## EXERCISE AIM
Where a line of the entries holds the string "FROM", copy that line.

BEGIN RECORDS FOR THE EXERCISE

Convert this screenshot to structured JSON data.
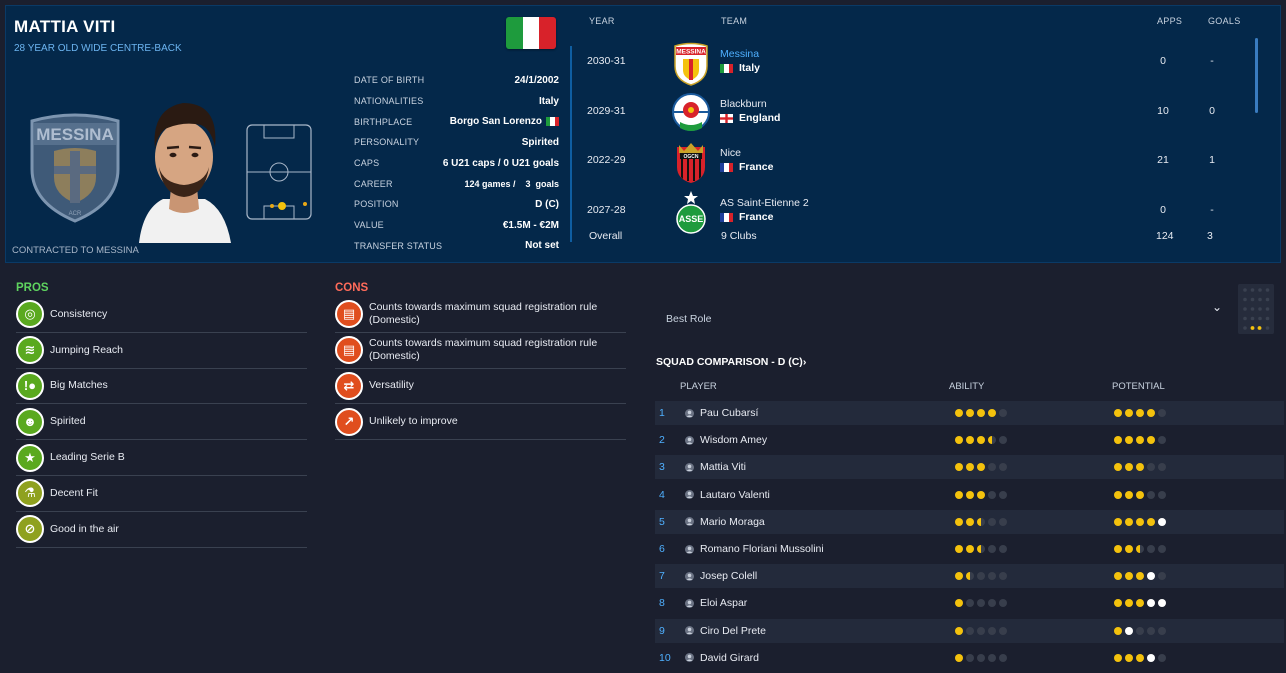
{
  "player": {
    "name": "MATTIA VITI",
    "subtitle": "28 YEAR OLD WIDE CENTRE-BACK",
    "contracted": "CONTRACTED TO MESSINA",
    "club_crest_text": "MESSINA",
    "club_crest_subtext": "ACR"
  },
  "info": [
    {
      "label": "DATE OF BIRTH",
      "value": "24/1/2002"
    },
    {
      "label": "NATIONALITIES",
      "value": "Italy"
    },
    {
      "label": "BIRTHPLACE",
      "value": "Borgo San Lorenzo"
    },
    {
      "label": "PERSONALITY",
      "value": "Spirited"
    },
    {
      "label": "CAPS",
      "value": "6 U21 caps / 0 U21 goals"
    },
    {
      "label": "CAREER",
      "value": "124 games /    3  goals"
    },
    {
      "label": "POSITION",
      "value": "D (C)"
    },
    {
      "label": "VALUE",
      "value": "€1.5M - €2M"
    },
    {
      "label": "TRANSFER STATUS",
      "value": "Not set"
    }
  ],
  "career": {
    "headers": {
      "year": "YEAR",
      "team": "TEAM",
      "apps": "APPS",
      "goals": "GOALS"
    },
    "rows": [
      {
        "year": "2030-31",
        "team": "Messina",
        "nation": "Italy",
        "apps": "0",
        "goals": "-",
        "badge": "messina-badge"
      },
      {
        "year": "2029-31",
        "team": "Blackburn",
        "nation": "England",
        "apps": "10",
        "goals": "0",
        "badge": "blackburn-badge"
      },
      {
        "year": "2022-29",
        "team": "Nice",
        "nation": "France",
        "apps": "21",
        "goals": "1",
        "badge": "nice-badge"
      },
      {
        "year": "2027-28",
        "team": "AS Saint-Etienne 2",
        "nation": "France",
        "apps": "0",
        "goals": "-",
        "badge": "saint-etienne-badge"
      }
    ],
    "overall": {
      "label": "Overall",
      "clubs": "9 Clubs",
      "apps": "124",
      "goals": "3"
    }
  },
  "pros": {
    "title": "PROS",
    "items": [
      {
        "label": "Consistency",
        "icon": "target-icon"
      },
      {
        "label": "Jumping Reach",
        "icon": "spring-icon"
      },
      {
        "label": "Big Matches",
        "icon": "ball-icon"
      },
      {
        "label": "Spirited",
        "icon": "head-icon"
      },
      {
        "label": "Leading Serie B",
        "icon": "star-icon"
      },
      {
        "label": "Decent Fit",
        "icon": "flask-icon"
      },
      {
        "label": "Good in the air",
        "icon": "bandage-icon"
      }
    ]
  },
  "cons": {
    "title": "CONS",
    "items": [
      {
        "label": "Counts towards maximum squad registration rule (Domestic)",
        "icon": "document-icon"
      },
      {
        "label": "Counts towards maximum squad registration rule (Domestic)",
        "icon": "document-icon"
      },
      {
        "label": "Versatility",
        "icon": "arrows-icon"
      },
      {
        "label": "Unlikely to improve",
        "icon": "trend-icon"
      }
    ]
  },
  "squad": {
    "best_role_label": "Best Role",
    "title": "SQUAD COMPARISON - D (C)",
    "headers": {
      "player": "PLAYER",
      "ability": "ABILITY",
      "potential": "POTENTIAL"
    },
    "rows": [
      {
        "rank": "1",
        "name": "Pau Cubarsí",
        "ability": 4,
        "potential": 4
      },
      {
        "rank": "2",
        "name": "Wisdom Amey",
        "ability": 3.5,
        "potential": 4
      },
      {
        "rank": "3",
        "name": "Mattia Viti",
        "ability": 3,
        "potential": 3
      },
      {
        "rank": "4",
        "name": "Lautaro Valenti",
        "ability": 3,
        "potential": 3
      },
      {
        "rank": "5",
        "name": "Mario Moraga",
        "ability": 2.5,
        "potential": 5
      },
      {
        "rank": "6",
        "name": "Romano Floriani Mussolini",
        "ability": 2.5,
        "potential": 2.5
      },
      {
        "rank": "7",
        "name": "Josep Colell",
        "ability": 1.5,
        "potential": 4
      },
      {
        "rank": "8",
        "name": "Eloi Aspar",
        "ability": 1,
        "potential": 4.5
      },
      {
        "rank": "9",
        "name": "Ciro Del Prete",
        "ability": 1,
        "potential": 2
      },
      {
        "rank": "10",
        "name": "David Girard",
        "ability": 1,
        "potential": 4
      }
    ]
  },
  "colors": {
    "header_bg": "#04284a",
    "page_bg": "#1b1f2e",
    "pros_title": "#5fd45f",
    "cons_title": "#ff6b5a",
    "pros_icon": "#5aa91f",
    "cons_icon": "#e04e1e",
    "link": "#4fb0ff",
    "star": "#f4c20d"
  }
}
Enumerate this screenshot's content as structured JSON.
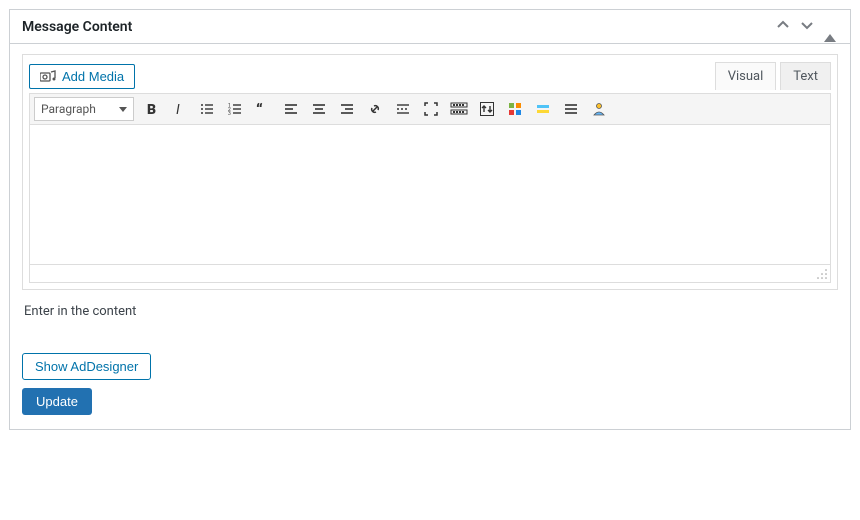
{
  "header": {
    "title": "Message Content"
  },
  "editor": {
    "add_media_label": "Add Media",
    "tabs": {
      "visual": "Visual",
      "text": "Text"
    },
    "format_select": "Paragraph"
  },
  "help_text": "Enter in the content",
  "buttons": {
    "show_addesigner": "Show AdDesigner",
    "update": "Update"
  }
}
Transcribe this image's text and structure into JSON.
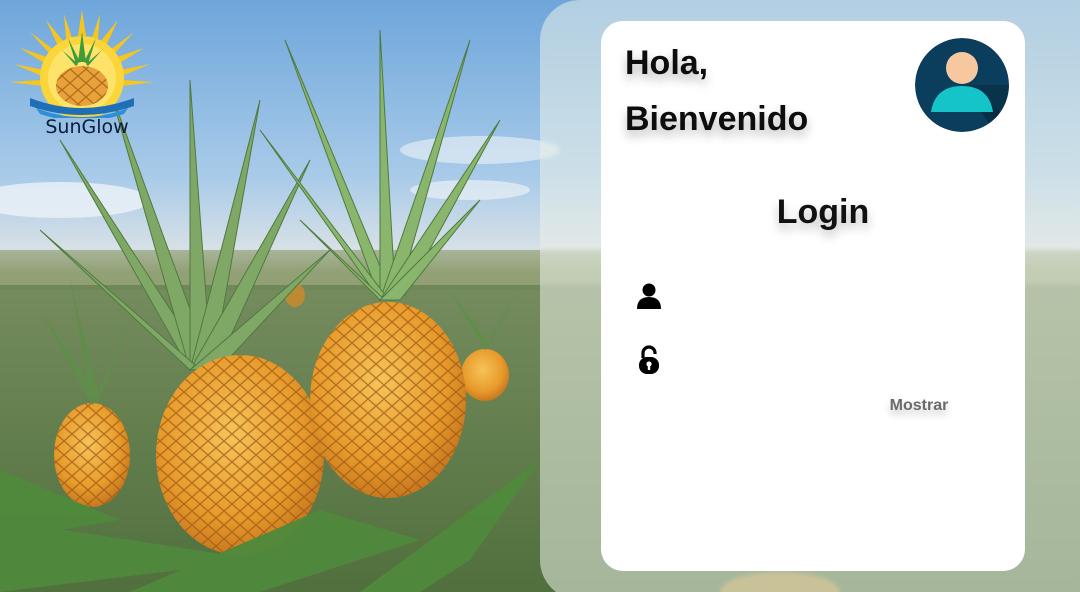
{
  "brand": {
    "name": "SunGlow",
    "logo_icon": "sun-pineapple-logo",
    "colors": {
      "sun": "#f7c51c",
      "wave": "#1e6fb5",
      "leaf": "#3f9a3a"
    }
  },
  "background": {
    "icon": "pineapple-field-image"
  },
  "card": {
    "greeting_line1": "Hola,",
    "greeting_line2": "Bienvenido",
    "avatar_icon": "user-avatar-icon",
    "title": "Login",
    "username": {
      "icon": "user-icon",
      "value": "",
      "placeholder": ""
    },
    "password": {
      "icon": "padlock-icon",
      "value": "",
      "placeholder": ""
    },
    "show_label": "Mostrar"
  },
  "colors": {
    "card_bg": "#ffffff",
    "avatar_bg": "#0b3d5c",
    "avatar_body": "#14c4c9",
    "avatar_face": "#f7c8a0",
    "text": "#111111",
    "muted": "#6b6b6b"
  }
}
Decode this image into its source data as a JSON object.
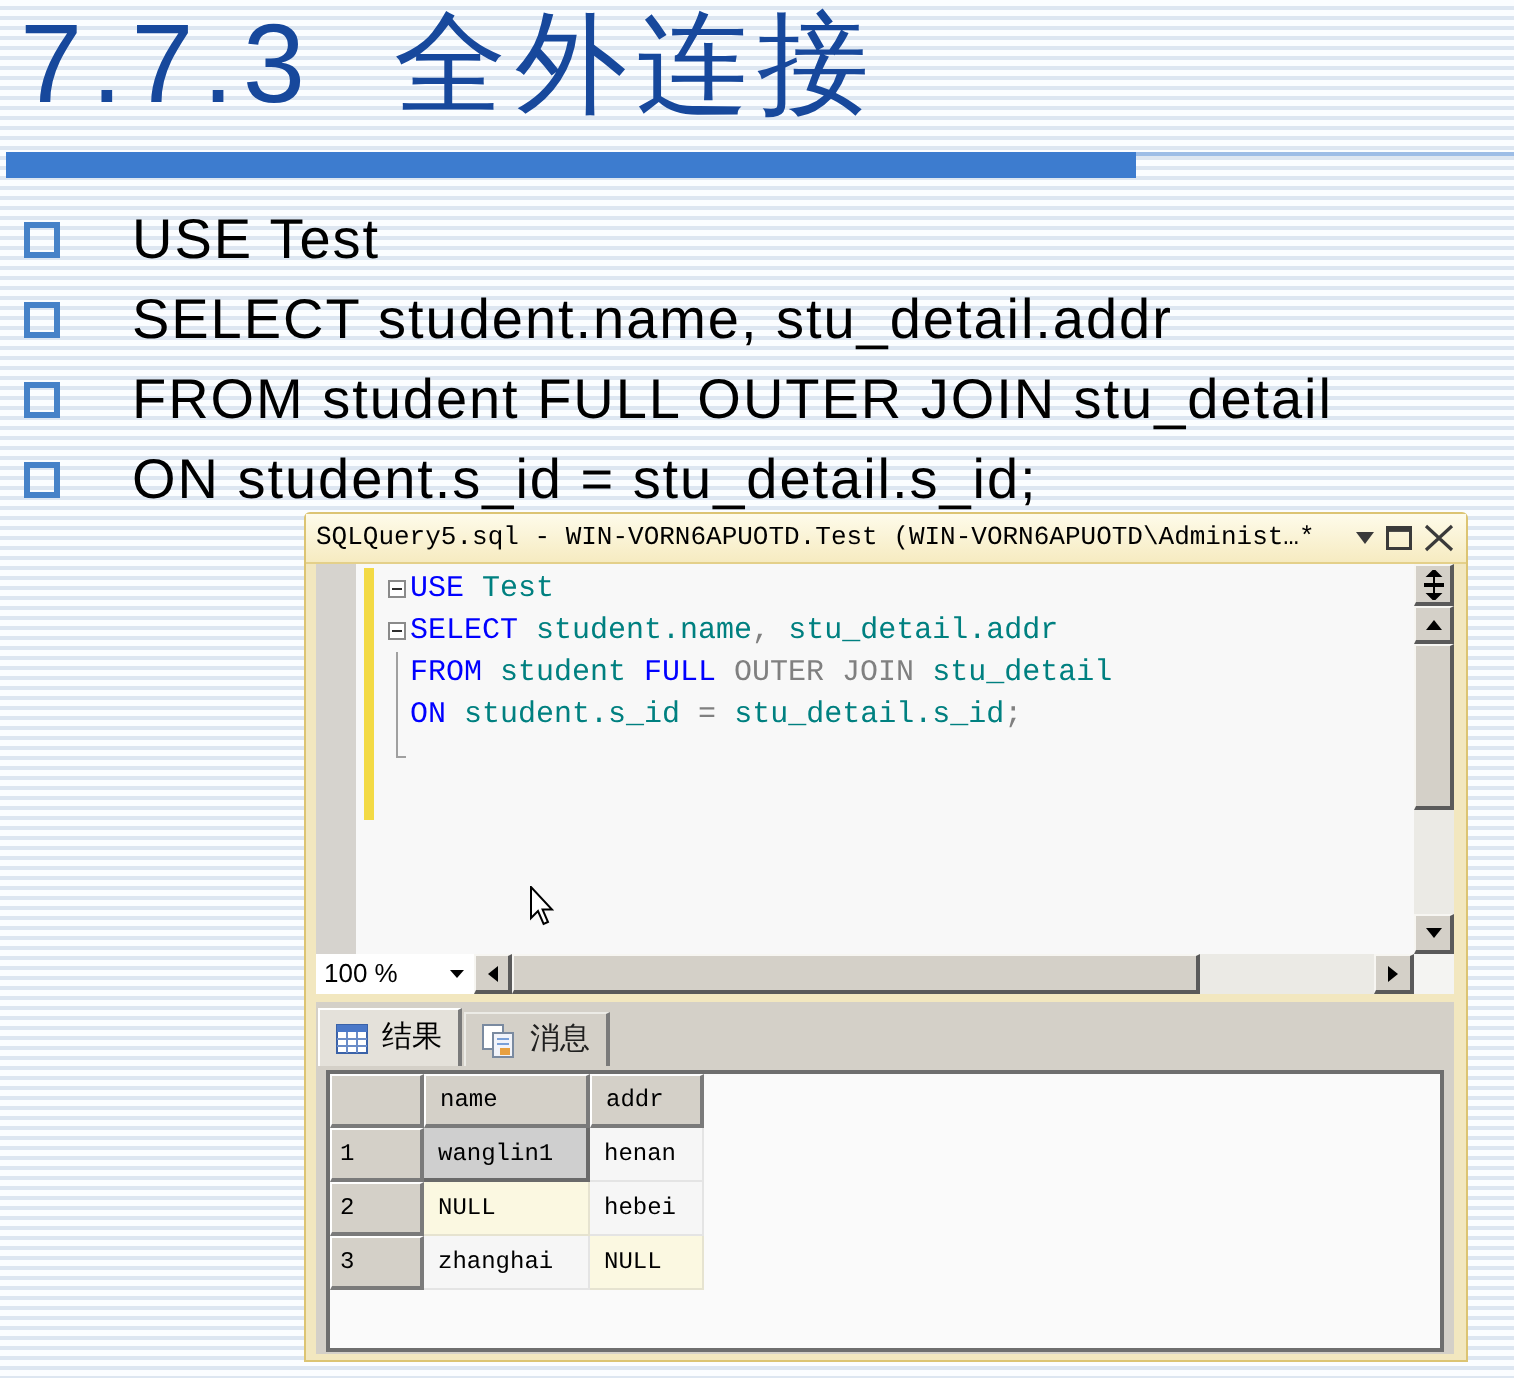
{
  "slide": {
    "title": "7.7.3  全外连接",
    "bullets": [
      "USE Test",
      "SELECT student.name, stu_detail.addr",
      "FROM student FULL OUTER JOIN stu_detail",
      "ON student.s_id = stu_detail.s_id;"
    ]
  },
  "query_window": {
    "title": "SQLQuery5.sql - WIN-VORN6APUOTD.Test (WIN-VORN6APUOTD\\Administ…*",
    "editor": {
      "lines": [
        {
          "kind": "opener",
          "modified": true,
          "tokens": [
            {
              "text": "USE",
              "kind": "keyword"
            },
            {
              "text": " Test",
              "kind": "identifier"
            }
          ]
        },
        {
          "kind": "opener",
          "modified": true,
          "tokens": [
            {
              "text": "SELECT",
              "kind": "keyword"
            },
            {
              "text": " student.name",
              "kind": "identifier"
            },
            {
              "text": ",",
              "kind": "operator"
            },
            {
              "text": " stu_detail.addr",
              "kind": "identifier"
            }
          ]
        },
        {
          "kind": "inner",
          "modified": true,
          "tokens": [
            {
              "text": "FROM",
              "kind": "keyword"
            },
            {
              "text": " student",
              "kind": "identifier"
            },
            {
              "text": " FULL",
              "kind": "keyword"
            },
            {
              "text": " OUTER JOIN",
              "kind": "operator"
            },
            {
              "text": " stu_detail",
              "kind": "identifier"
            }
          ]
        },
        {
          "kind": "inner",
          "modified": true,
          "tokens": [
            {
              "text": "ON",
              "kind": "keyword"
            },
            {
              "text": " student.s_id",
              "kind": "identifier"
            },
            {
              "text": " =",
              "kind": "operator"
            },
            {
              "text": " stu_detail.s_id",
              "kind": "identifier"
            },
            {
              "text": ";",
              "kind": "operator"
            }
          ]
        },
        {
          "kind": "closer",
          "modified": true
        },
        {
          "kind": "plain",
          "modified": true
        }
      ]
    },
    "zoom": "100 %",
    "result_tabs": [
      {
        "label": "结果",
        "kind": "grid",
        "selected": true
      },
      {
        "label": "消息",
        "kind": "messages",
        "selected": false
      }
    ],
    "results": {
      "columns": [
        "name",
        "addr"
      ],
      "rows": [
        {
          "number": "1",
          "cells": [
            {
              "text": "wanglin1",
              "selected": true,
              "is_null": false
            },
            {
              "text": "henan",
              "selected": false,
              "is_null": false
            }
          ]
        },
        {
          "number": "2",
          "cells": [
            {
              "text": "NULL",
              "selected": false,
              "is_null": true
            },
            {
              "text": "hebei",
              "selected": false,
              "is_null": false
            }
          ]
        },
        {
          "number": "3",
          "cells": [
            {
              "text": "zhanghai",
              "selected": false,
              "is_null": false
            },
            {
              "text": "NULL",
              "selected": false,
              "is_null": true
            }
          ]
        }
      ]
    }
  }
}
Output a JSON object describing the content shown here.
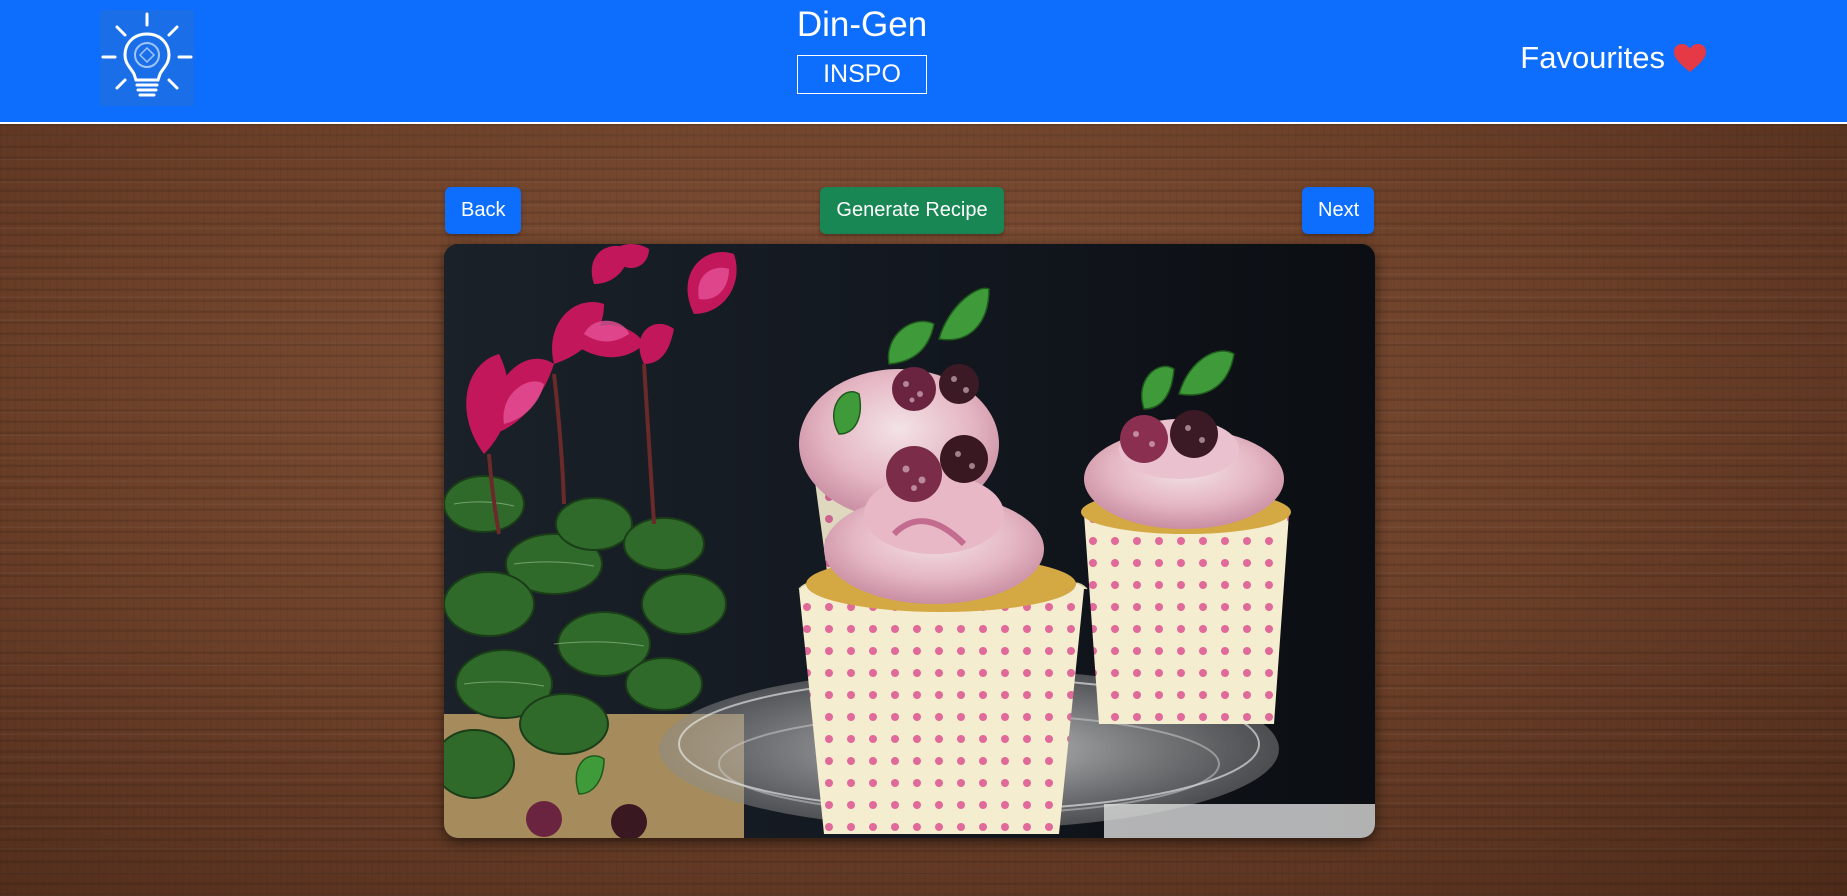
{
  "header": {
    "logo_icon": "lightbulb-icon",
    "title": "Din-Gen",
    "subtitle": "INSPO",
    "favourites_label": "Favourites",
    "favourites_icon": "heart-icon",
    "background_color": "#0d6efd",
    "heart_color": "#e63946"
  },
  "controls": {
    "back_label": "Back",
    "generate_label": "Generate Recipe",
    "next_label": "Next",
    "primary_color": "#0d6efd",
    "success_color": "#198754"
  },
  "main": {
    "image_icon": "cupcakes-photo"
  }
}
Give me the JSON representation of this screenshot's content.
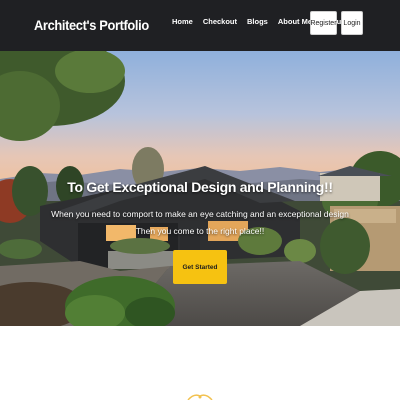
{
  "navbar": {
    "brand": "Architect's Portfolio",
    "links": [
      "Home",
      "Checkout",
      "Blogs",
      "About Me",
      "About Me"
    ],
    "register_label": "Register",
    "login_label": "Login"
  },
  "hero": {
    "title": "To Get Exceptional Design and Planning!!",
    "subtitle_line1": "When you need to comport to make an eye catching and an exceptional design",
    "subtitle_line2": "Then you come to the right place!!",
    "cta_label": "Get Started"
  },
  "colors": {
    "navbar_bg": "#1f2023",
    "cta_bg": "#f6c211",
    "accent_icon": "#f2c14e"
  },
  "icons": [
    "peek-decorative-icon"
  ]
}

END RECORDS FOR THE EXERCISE

## WRITTEN ANSWER
      "FROM student FULL OUTER JOIN stu_detail",
              "text": "FROM",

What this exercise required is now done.